Recent setbacks with new chipsets will not hurt shipments of 0.18 micron chips, because Intel already has compatible chipsets for those processors, Otellini said.

Gross margin will be a couple of points higher in the fourth quarter, Bryant said. The chipmaker predicted "seasonally strong" fourth quarter sales. Revenue will be higher sequentially in the fourth, Intel said.

Although executives said the full effects of Taiwan's recent earthquake aren't known yet, customers haven't asked Intel to do anything differently because of the quake, Otellini said. "At this point, we believe our supply of materials from Taiwan-based manufacturers has not been impacted," he said.

Intel saw market share gains in the third quarter, executives said. Pentium III chips are now the highest shipping processors for PCs, they added.

Fourth quarter expenses will be 9 to 12 percent higher than the third, because of increased advertising and marketing during the holiday season, Intel said. Research and development costs are expected to be about $3.1 billion, a slight increase from previous indications of $3 billion because of R&D spending at recently acquired companies. At $3.3 billion, capital spending will also be higher than previously forecast, Intel said, because of the acquisitions and the earlier-than-expected ramp of the Intel Online Services web-hosting business.

Intel recorded acquisition-related expenses of $333 million in the third quarter for writing off in-process R&D and $121 million to for writing down goodwill and other intangibles. Including those costs related to recently purchased companies such as Level One, Dialogic, Intel's profit shrank to $1.5 billion, down 6 percent year-over-year and down 17 percent from the second quarter. Previously, Intel recorded goodwill amortization in cost of sales.

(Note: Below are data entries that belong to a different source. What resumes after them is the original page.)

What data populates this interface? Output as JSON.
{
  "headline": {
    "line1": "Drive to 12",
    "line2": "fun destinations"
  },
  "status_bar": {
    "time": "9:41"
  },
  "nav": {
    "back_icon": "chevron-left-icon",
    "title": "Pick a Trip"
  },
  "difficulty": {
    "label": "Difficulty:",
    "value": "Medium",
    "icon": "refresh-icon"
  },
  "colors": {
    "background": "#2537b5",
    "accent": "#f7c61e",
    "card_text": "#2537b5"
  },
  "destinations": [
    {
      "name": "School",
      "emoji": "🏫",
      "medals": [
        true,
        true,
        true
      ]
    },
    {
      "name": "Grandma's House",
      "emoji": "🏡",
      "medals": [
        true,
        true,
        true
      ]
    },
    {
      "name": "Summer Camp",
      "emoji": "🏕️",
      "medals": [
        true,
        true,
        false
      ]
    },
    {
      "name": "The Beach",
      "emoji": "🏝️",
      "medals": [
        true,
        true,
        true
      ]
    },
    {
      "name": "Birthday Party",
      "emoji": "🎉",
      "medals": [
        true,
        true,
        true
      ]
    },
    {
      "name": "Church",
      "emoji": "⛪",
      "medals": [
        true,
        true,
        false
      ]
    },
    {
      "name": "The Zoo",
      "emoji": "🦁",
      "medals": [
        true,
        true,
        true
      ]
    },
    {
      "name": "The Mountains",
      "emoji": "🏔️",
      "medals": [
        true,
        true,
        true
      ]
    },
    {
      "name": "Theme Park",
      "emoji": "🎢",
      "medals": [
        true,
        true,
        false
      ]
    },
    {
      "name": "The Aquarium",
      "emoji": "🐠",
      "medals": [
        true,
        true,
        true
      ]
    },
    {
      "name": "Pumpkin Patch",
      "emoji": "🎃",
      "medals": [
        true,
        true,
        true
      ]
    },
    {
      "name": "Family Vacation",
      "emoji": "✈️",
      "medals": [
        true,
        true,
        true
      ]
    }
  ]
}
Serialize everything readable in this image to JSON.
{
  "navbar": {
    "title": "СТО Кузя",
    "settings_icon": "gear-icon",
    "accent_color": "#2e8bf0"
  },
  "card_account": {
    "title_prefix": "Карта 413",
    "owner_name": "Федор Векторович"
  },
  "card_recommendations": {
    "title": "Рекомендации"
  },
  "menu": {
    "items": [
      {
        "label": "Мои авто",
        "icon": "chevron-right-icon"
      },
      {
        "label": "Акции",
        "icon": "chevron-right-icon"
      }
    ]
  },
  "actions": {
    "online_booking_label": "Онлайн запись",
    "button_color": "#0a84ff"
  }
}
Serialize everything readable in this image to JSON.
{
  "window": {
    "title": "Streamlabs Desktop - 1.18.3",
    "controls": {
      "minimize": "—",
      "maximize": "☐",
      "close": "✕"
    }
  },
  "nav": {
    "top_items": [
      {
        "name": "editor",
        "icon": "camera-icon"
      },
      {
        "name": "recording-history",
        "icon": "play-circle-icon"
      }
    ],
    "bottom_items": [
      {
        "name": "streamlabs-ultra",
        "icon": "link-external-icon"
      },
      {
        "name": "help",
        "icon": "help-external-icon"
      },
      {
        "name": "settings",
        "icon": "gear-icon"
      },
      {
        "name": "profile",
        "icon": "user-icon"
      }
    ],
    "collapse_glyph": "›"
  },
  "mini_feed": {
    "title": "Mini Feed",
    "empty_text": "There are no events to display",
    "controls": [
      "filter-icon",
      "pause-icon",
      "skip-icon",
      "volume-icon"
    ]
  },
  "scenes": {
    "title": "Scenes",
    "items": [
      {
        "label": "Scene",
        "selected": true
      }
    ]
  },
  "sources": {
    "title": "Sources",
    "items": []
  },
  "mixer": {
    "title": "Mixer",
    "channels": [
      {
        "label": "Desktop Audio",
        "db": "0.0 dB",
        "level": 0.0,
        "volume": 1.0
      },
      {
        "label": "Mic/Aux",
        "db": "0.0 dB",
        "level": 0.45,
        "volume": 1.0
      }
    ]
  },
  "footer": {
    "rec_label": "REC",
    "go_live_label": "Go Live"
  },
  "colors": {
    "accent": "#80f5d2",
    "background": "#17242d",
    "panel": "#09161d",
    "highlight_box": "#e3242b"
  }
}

Intel spent $911 million to buy back 12.8 million shares during the third quarter.